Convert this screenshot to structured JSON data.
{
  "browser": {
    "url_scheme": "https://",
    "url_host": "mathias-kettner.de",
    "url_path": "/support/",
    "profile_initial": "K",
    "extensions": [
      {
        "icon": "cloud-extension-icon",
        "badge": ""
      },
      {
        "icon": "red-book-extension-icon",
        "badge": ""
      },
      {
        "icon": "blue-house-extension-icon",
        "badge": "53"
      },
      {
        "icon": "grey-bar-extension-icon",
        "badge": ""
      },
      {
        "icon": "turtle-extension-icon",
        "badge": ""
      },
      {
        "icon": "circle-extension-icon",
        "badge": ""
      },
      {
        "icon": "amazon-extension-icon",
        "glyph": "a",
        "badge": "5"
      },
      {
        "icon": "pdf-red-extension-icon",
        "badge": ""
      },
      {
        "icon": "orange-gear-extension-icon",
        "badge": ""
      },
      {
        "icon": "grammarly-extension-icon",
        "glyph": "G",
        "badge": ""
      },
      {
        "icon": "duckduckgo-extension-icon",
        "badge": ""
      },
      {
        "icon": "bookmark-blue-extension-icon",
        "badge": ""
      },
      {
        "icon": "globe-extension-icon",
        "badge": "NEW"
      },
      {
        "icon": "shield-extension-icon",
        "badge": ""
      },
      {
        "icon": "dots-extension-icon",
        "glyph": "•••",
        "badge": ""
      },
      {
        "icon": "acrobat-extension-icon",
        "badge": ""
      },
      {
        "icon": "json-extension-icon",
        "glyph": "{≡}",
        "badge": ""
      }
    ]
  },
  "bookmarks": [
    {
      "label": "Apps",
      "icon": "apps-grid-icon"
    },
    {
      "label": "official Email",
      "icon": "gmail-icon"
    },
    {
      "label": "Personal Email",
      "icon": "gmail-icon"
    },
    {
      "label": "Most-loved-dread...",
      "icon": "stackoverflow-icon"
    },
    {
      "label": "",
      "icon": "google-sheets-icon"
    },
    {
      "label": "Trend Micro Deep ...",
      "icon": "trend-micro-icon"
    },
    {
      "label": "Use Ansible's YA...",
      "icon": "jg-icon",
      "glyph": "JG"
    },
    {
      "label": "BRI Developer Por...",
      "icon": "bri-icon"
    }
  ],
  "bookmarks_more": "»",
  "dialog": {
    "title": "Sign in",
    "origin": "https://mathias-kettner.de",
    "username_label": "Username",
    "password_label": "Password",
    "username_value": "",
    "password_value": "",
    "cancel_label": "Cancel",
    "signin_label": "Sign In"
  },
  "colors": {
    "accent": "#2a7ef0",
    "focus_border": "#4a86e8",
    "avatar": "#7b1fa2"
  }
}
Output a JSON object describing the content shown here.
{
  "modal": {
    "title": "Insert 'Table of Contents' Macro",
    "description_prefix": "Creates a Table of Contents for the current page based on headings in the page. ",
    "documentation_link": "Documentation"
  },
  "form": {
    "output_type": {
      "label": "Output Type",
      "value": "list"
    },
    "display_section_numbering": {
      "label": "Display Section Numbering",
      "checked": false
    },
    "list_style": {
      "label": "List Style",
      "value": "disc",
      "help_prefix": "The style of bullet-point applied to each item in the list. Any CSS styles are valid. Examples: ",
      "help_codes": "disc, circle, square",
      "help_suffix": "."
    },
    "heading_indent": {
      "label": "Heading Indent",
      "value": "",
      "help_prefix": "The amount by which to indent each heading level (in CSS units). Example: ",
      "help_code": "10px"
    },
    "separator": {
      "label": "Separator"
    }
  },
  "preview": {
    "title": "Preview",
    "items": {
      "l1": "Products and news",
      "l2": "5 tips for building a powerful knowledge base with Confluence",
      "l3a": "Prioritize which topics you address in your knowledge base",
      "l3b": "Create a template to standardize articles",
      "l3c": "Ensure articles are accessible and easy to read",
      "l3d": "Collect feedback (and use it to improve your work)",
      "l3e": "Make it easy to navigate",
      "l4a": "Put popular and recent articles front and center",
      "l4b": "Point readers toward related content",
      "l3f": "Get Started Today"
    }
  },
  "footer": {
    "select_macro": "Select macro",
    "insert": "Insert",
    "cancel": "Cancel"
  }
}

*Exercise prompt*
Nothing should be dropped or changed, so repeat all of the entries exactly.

*Solution to this problem*
Convert this screenshot to structured JSON data.
{
  "browser": {
    "url_scheme": "https://",
    "url_host": "mathias-kettner.de",
    "url_path": "/support/",
    "profile_initial": "K",
    "extensions": [
      {
        "icon": "cloud-extension-icon",
        "badge": ""
      },
      {
        "icon": "red-book-extension-icon",
        "badge": ""
      },
      {
        "icon": "blue-house-extension-icon",
        "badge": "53"
      },
      {
        "icon": "grey-bar-extension-icon",
        "badge": ""
      },
      {
        "icon": "turtle-extension-icon",
        "badge": ""
      },
      {
        "icon": "circle-extension-icon",
        "badge": ""
      },
      {
        "icon": "amazon-extension-icon",
        "glyph": "a",
        "badge": "5"
      },
      {
        "icon": "pdf-red-extension-icon",
        "badge": ""
      },
      {
        "icon": "orange-gear-extension-icon",
        "badge": ""
      },
      {
        "icon": "grammarly-extension-icon",
        "glyph": "G",
        "badge": ""
      },
      {
        "icon": "duckduckgo-extension-icon",
        "badge": ""
      },
      {
        "icon": "bookmark-blue-extension-icon",
        "badge": ""
      },
      {
        "icon": "globe-extension-icon",
        "badge": "NEW"
      },
      {
        "icon": "shield-extension-icon",
        "badge": ""
      },
      {
        "icon": "dots-extension-icon",
        "glyph": "•••",
        "badge": ""
      },
      {
        "icon": "acrobat-extension-icon",
        "badge": ""
      },
      {
        "icon": "json-extension-icon",
        "glyph": "{≡}",
        "badge": ""
      }
    ]
  },
  "bookmarks": [
    {
      "label": "Apps",
      "icon": "apps-grid-icon"
    },
    {
      "label": "official Email",
      "icon": "gmail-icon"
    },
    {
      "label": "Personal Email",
      "icon": "gmail-icon"
    },
    {
      "label": "Most-loved-dread...",
      "icon": "stackoverflow-icon"
    },
    {
      "label": "",
      "icon": "google-sheets-icon"
    },
    {
      "label": "Trend Micro Deep ...",
      "icon": "trend-micro-icon"
    },
    {
      "label": "Use Ansible's YA...",
      "icon": "jg-icon",
      "glyph": "JG"
    },
    {
      "label": "BRI Developer Por...",
      "icon": "bri-icon"
    }
  ],
  "bookmarks_more": "»",
  "dialog": {
    "title": "Sign in",
    "origin": "https://mathias-kettner.de",
    "username_label": "Username",
    "password_label": "Password",
    "username_value": "",
    "password_value": "",
    "cancel_label": "Cancel",
    "signin_label": "Sign In"
  },
  "colors": {
    "accent": "#2a7ef0",
    "focus_border": "#4a86e8",
    "avatar": "#7b1fa2"
  }
}
Output a JSON object describing the content shown here.
{
  "modal": {
    "title": "Insert 'Table of Contents' Macro",
    "description_prefix": "Creates a Table of Contents for the current page based on headings in the page. ",
    "documentation_link": "Documentation"
  },
  "form": {
    "output_type": {
      "label": "Output Type",
      "value": "list"
    },
    "display_section_numbering": {
      "label": "Display Section Numbering",
      "checked": false
    },
    "list_style": {
      "label": "List Style",
      "value": "disc",
      "help_prefix": "The style of bullet-point applied to each item in the list. Any CSS styles are valid. Examples: ",
      "help_codes": "disc, circle, square",
      "help_suffix": "."
    },
    "heading_indent": {
      "label": "Heading Indent",
      "value": "",
      "help_prefix": "The amount by which to indent each heading level (in CSS units). Example: ",
      "help_code": "10px"
    },
    "separator": {
      "label": "Separator"
    }
  },
  "preview": {
    "title": "Preview",
    "items": {
      "l1": "Products and news",
      "l2": "5 tips for building a powerful knowledge base with Confluence",
      "l3a": "Prioritize which topics you address in your knowledge base",
      "l3b": "Create a template to standardize articles",
      "l3c": "Ensure articles are accessible and easy to read",
      "l3d": "Collect feedback (and use it to improve your work)",
      "l3e": "Make it easy to navigate",
      "l4a": "Put popular and recent articles front and center",
      "l4b": "Point readers toward related content",
      "l3f": "Get Started Today"
    }
  },
  "footer": {
    "select_macro": "Select macro",
    "insert": "Insert",
    "cancel": "Cancel"
  }
}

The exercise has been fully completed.